Paddleboarding is an activity that anyone can enjoy, in almost any body of water. However, like any sport or activity, following a few basic safety guidelines will ensure you safely make it back to shore each and every time.
Know your water and weather conditions - check the weather before going out, paying attention to things like wind speed, direction, and changing weather patterns. Avoid paddling in stormy conditions which is especially important in the non summer months when weather changes can be more dramatic If you are paddling into the wind, or know it will get windy, do the upwind section of your paddle first when you have the most energy. If paddling in the evening, know the time the sun will set and plan to be back to shore before the sun drops below the horizon.
Have a float plan - A float plan sounds fancier than it actually is. Basically - let someone know where you are going paddling, when you are going paddling, and when you will be back. A courtesy to the person that knows your float plan is to let them know when you are safely back to shore. As part of your float plan, you should know the route you will take, and how long it should take you under normal conditions. If possible, paddle with a partner or in a group.
Leash - Wear one. Period. In surf or rougher waters, a leash is a piece of equipment that you must wear. In surf, not only do you endanger yourself if you get separated from your board, but you also endanger anyone in the path of your board as it gets pushed in towards shore by the surf. In rougher waters or windy conditions, falling happens more often and it doesn't take much for your board to get away from you. However, even in flat calm water, a leash just makes sense to wear. The best flotation device possible is the giant board that you are riding, however, when you are separated from it, things can go from bad to worse quickly.
Know what to do if the unexpected happens - things can change in terms of weather, your energy levels, as well as your equipment. The best advice is to not paddle further from shore than you would be able to swim. If you become too tired to paddle standing up, kneel on your board to give your legs a rest. If something was to malfunction with your paddle and you were not able to use it - don't forget you have 2 built in paddles on the end of each arm. Lay down and paddle yourself back to shore.

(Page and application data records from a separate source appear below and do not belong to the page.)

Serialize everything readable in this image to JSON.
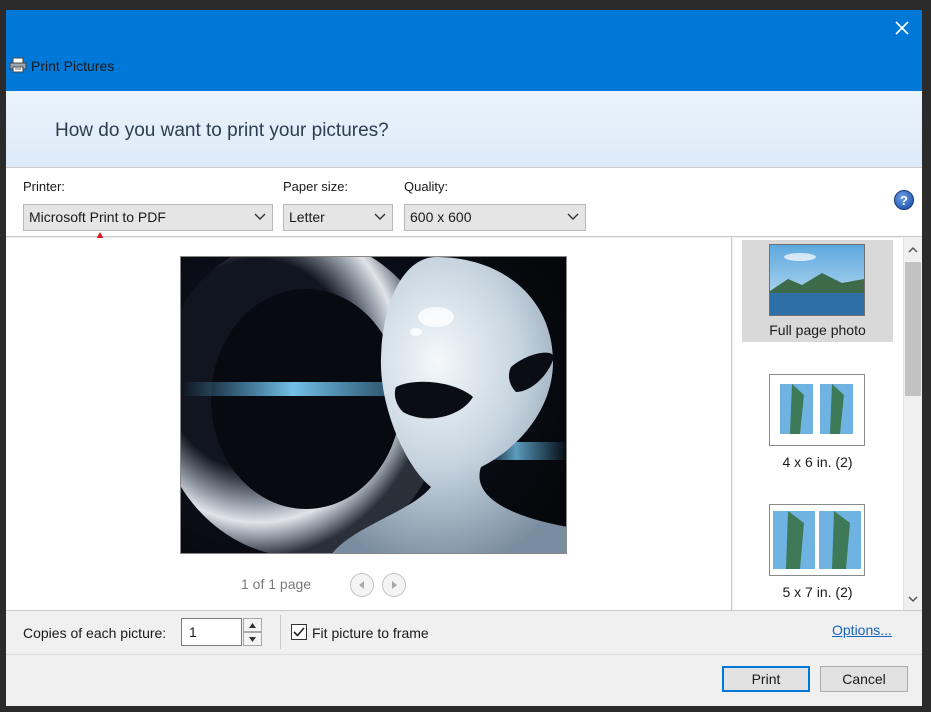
{
  "window": {
    "title": "Print Pictures",
    "close_icon": "close-icon"
  },
  "header": {
    "question": "How do you want to print your pictures?"
  },
  "options": {
    "printer_label": "Printer:",
    "printer_value": "Microsoft Print to PDF",
    "paper_size_label": "Paper size:",
    "paper_size_value": "Letter",
    "quality_label": "Quality:",
    "quality_value": "600 x 600",
    "help_icon": "help-icon"
  },
  "annotation": {
    "arrow_icon": "red-arrow-up-icon",
    "color": "#e8101a"
  },
  "preview": {
    "page_indicator": "1 of 1 page",
    "prev_icon": "arrow-left-icon",
    "next_icon": "arrow-right-icon"
  },
  "layouts": {
    "items": [
      {
        "label": "Full page photo",
        "selected": true
      },
      {
        "label": "4 x 6 in. (2)",
        "selected": false
      },
      {
        "label": "5 x 7 in. (2)",
        "selected": false
      }
    ]
  },
  "copies": {
    "label": "Copies of each picture:",
    "value": "1"
  },
  "fit": {
    "label": "Fit picture to frame",
    "checked": true
  },
  "options_link": "Options...",
  "buttons": {
    "print": "Print",
    "cancel": "Cancel"
  },
  "colors": {
    "titlebar": "#0078d7",
    "link": "#1564c0"
  }
}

Know your limits, and paddle within them - SUP can be a great workout, both for your cardiovascular system, but also your core. However - like any exercise, know your limits. If you haven't paddled further than 2 miles yet - likely heading out for a 10 mile paddle is not the greatest plan. Remember that as far from the beach that you paddle in one direction, you have to paddle back. Keep yourself hydrated and fueled, just like you would in any other sport.
While this is not a comprehensive list of all things SUP safety related, following these guidelines will give you a great start to being the safest SUP'er you can be!